__Exercise directions__
If a line below contains the string "Docs", return that line.

Data about app and page elements

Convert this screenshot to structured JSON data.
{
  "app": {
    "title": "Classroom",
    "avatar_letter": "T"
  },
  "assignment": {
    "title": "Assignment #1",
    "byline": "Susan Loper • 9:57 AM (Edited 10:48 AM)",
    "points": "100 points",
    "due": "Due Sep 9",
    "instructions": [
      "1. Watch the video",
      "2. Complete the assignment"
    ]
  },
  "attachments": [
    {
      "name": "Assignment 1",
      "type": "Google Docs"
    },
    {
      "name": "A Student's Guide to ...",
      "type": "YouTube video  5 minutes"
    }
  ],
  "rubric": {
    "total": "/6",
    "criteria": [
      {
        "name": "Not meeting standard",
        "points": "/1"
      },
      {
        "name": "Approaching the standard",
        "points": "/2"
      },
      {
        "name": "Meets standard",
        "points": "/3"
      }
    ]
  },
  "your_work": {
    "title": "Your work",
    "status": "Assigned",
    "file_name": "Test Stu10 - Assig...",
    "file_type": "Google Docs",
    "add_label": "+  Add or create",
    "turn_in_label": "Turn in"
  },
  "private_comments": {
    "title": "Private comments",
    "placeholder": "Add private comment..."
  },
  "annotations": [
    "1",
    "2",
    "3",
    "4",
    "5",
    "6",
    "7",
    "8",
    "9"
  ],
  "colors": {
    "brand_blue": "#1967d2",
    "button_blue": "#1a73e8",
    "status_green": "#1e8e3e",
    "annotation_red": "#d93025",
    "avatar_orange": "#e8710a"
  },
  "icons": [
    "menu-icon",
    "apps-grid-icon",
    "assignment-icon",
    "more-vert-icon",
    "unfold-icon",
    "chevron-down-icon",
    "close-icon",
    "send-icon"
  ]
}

__Answer section__
      "type": "Google Docs"
    "file_type": "Google Docs",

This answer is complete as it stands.